# WHAT YOU NEED TO DO:
Would you show every line from the records that holds "Embassy"?

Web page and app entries
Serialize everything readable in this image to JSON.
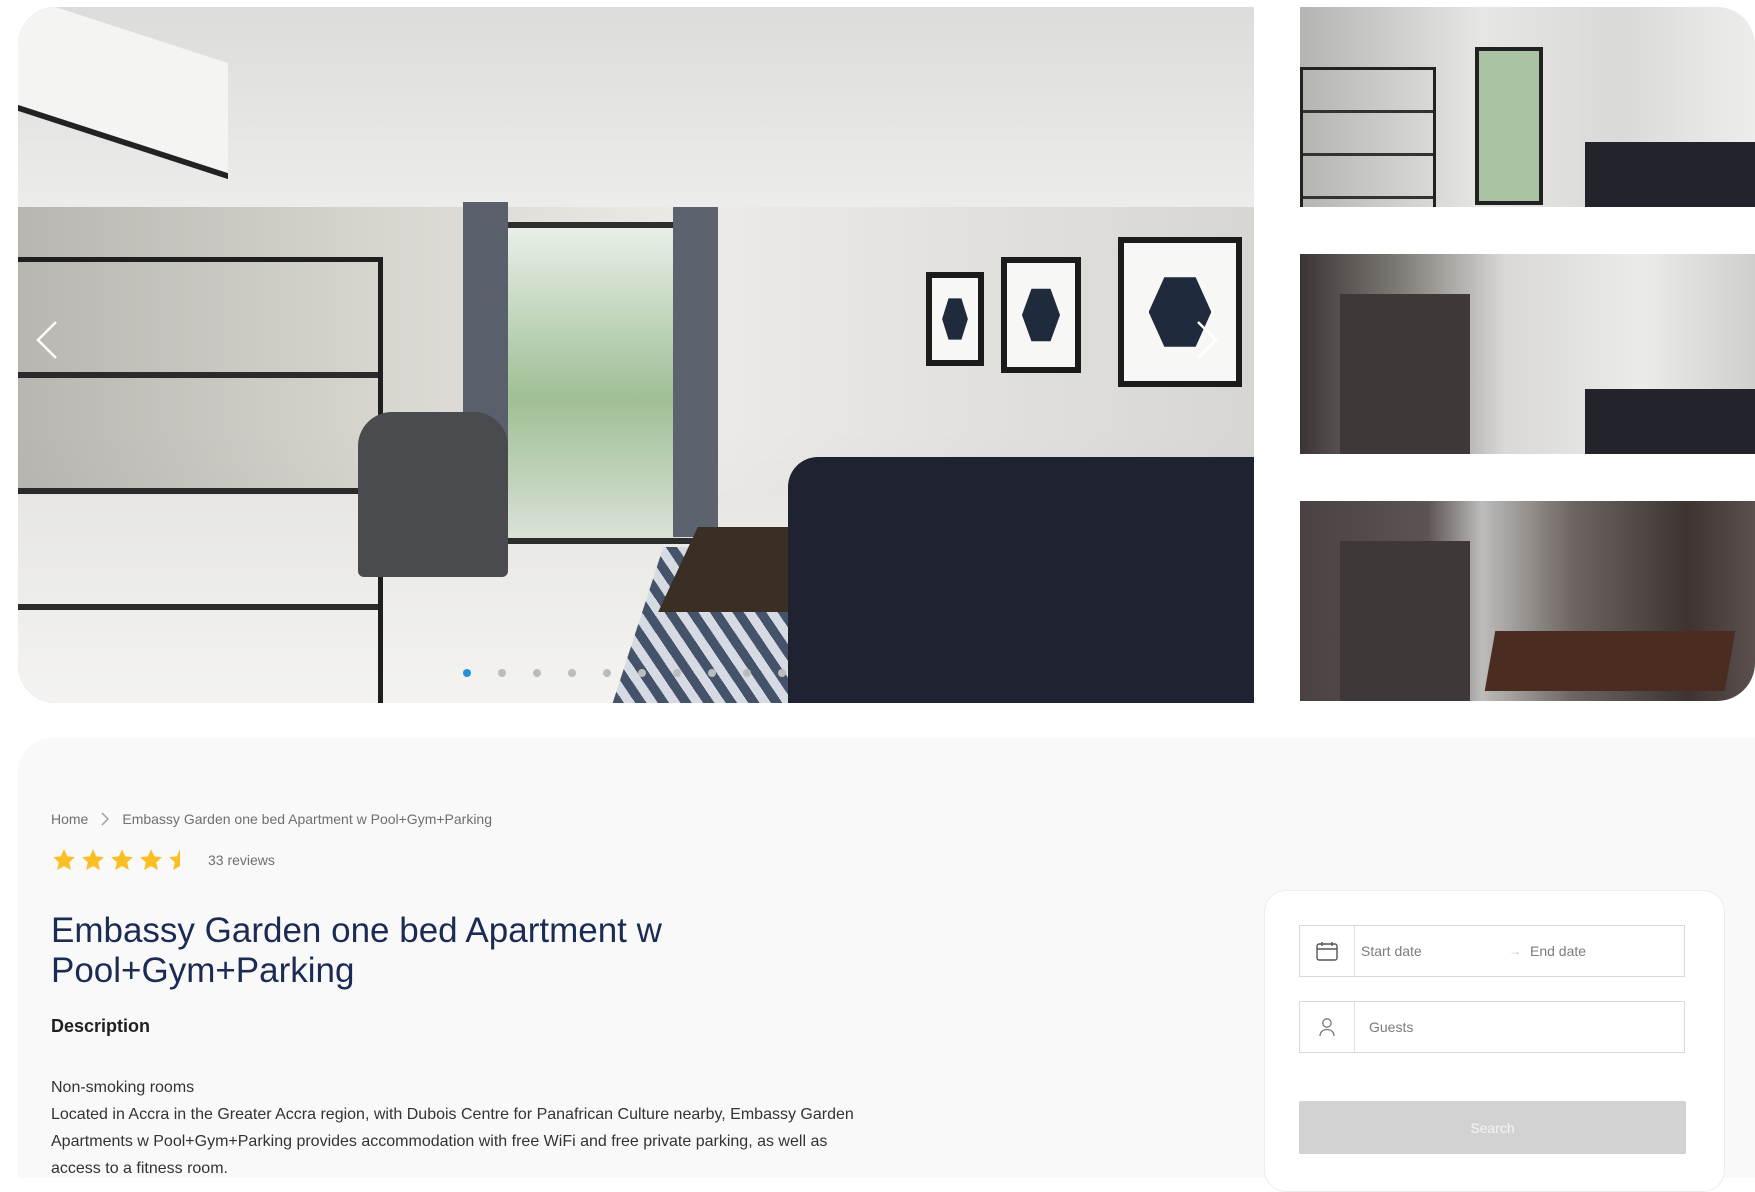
{
  "gallery": {
    "main_image_alt": "Living room",
    "slide_count": 10,
    "active_slide": 1,
    "thumbnails": [
      "Living room",
      "Kitchen and living area",
      "Kitchen and dining"
    ]
  },
  "breadcrumb": {
    "home": "Home",
    "current": "Embassy Garden one bed Apartment w Pool+Gym+Parking"
  },
  "rating": {
    "stars": 4.5,
    "reviews": "33 reviews"
  },
  "listing": {
    "title": "Embassy Garden one bed Apartment w Pool+Gym+Parking",
    "description_label": "Description",
    "description_lines": [
      "Non-smoking rooms",
      "Located in Accra in the Greater Accra region, with Dubois Centre for Panafrican Culture nearby, Embassy Garden Apartments w Pool+Gym+Parking provides accommodation with free WiFi and free private parking, as well as access to a fitness room."
    ]
  },
  "booking": {
    "start_placeholder": "Start date",
    "range_separator": "→",
    "end_placeholder": "End date",
    "guests_placeholder": "Guests",
    "search_label": "Search"
  },
  "colors": {
    "title": "#1c2b54",
    "star": "#fbbf24",
    "dot_active": "#2793d6",
    "search_disabled": "#d2d2d2"
  }
}
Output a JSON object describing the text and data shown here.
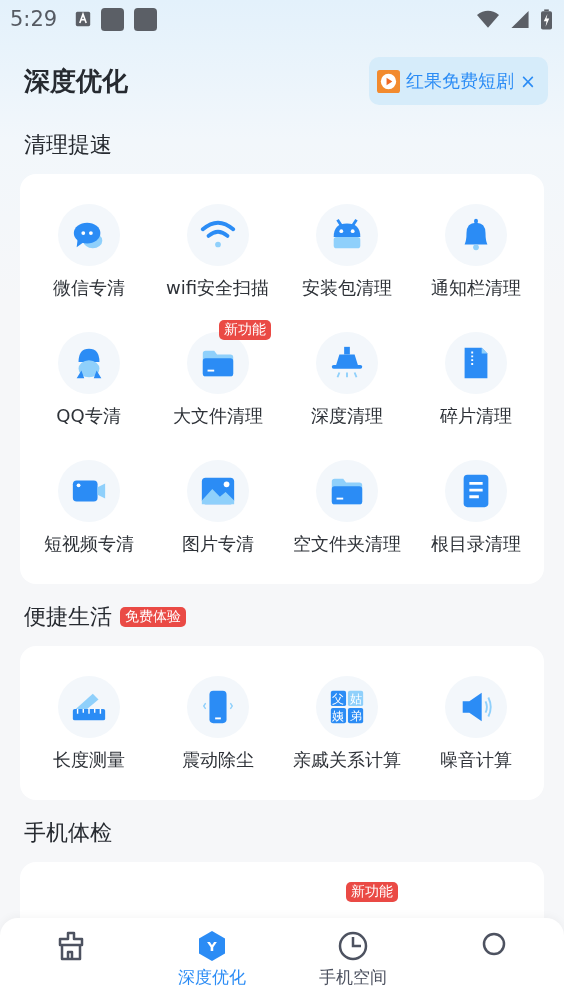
{
  "status_bar": {
    "time": "5:29"
  },
  "header": {
    "title": "深度优化",
    "promo": {
      "label": "红果免费短剧",
      "close": "×"
    }
  },
  "sections": [
    {
      "title": "清理提速",
      "items": [
        {
          "label": "微信专清"
        },
        {
          "label": "wifi安全扫描"
        },
        {
          "label": "安装包清理"
        },
        {
          "label": "通知栏清理"
        },
        {
          "label": "QQ专清"
        },
        {
          "label": "大文件清理",
          "badge": "新功能"
        },
        {
          "label": "深度清理"
        },
        {
          "label": "碎片清理"
        },
        {
          "label": "短视频专清"
        },
        {
          "label": "图片专清"
        },
        {
          "label": "空文件夹清理"
        },
        {
          "label": "根目录清理"
        }
      ]
    },
    {
      "title": "便捷生活",
      "badge": "免费体验",
      "items": [
        {
          "label": "长度测量"
        },
        {
          "label": "震动除尘"
        },
        {
          "label": "亲戚关系计算",
          "glyphs": [
            "父",
            "姑",
            "姨",
            "弟"
          ]
        },
        {
          "label": "噪音计算"
        }
      ]
    },
    {
      "title": "手机体检",
      "badge_in_card": "新功能"
    }
  ],
  "nav": [
    {
      "selected": false
    },
    {
      "label": "深度优化",
      "icon_text": "Y",
      "selected": true
    },
    {
      "label": "手机空间",
      "selected": false
    },
    {
      "selected": false
    }
  ]
}
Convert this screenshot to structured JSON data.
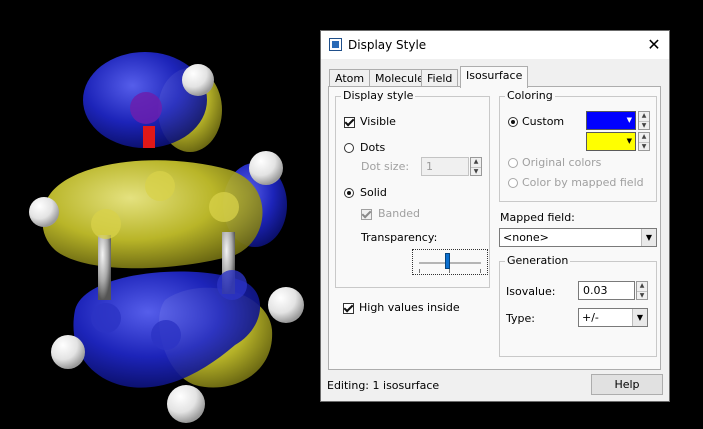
{
  "dialog": {
    "title": "Display Style",
    "close_glyph": "✕",
    "tabs": [
      {
        "label": "Atom"
      },
      {
        "label": "Molecule"
      },
      {
        "label": "Field"
      },
      {
        "label": "Isosurface",
        "active": true
      }
    ],
    "display_style": {
      "group_title": "Display style",
      "visible": {
        "label": "Visible",
        "checked": true
      },
      "dots": {
        "label": "Dots",
        "selected": false
      },
      "dot_size": {
        "label": "Dot size:",
        "value": "1"
      },
      "solid": {
        "label": "Solid",
        "selected": true
      },
      "banded": {
        "label": "Banded",
        "checked": true,
        "disabled": true
      },
      "transparency": {
        "label": "Transparency:",
        "level_fraction": 0.45
      }
    },
    "high_values_inside": {
      "label": "High values inside",
      "checked": true
    },
    "coloring": {
      "group_title": "Coloring",
      "custom": {
        "label": "Custom",
        "selected": true
      },
      "color1": "#0000ff",
      "color2": "#ffff00",
      "original_colors": {
        "label": "Original colors"
      },
      "color_by_mapped_field": {
        "label": "Color by mapped field"
      }
    },
    "mapped_field": {
      "label": "Mapped field:",
      "value": "<none>"
    },
    "generation": {
      "group_title": "Generation",
      "isovalue": {
        "label": "Isovalue:",
        "value": "0.03"
      },
      "type": {
        "label": "Type:",
        "value": "+/-"
      }
    },
    "status_text": "Editing: 1 isosurface",
    "help_label": "Help"
  },
  "icons": {
    "app": "display-style-app-icon",
    "close": "close-icon",
    "dropdown": "chevron-down-icon",
    "spin_up": "spin-up-icon",
    "spin_down": "spin-down-icon"
  },
  "colors": {
    "lobe_blue": "#1c25c8",
    "lobe_yellow": "#d8d530",
    "bond_red": "#e01818",
    "atom_white": "#f2f2f2"
  }
}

# WRITTEN ANSWER:
    "current": "Embassy Garden one bed Apartment w Pool+Gym+Parking"
    "title": "Embassy Garden one bed Apartment w Pool+Gym+Parking",
      "Located in Accra in the Greater Accra region, with Dubois Centre for Panafrican Culture nearby, Embassy Garden Apartments w Pool+Gym+Parking provides accommodation with free WiFi and free private parking, as well as access to a fitness room."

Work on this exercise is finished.